Since the 1980s, scholars have suggested that environmental education (EE) has a ‘definitional problem’ represented by a multiplicity of perspectives that have critically impacted its discourse, practices, and outcomes. This study sought to investigate how North American EE practitioners from backgrounds ranging from formal and non-formal institutions think about their work. We focused on folk narratives and emerging urban environmental concerns of community education rather than reliance on academic opinion alone.
Using Q methodology, the study identified five distinct perspectives that appear to represent different ways of prioritizing EE outcomes. All five perspectives were concerned with promoting sustainable living and improved human well-being, but the nuances suggest that an individual who adheres strongly to one may feel someone holding a contrasting perspective is working at cross-purposes. The authors suggest that understanding these perspectives can help reduce misunderstanding within
the EE field.
The 5 perspectives are shown here, together with the what is prioritised:
- Fundamental c0-existence
– prioritising sustainable human lifestyles (for all) through behaviour change interventions
- Spiritual instrumentalism
– prioritising the making of spiritual connections between humans and all living beings
- Moral stewardship
– prioritising a sense of ethical responsibility of humans to tackle environmental problems
- Skilled community activism
– prioritising the empowerment of communities to address their needs, focusing on well-being and environmental justice
- Social-ecological ethicists
– prioritising a view of nature as deserving of moral consideration, similar to that afforded to humans
We think there seems considerable overlap here, and some gaps. Of course, it’s not possible to represent the richness of the study in this short extract, but we wondered whether they manage to capture all facets of how people think about environmental education.
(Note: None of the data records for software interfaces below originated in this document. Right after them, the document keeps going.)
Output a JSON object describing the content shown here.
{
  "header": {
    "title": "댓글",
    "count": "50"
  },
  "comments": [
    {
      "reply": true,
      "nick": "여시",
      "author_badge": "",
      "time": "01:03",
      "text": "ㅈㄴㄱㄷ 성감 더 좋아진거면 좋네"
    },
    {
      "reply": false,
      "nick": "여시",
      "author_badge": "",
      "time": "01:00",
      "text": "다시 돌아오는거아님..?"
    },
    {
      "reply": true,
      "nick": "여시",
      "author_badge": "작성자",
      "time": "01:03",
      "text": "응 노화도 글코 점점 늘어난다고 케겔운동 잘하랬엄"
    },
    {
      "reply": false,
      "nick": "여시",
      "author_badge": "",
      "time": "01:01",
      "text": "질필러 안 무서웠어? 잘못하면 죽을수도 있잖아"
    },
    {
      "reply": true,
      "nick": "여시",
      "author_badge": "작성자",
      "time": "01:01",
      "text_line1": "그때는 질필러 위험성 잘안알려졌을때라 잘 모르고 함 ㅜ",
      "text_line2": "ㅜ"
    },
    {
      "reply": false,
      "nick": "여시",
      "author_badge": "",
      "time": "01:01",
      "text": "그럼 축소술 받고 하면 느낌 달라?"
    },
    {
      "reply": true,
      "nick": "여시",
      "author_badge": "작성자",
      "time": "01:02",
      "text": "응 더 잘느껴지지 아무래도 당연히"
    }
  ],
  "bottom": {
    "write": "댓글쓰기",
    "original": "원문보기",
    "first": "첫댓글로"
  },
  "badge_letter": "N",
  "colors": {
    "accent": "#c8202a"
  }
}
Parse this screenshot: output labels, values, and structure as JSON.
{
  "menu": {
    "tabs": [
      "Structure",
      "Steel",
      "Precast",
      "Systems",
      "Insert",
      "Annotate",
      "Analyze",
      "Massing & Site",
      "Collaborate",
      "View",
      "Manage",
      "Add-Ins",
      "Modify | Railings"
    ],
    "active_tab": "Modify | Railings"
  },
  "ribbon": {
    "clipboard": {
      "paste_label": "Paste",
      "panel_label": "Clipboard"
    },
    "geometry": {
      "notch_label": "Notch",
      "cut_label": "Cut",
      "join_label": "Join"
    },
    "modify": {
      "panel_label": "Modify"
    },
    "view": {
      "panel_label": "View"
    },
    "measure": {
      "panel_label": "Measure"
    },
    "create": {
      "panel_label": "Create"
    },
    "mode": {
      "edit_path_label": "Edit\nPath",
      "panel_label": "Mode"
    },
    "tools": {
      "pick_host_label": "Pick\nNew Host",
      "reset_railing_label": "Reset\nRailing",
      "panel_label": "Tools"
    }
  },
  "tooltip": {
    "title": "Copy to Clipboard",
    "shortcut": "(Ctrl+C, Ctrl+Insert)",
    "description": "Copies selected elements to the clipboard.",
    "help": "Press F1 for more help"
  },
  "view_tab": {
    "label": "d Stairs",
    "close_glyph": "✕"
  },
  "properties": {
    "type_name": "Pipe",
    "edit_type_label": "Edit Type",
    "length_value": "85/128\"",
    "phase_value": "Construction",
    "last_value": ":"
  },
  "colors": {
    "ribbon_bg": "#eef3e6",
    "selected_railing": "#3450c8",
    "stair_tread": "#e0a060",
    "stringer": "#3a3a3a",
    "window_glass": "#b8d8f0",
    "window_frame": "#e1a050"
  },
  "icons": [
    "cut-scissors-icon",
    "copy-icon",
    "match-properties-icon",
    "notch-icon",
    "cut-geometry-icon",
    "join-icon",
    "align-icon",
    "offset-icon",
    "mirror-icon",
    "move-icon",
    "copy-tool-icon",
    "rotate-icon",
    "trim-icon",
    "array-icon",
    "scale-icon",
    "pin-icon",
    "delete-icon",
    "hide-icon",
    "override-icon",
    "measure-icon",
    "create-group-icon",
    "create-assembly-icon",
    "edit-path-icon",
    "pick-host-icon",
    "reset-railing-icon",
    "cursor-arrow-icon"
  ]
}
Further, although the authors suggest that such perspectives can help reduce misunderstanding within the field, we think that possibility is open to considerable doubt.
Fraser J, Gupta R & Krasny ME (2015) Environmental Education Research 21(5) 777-800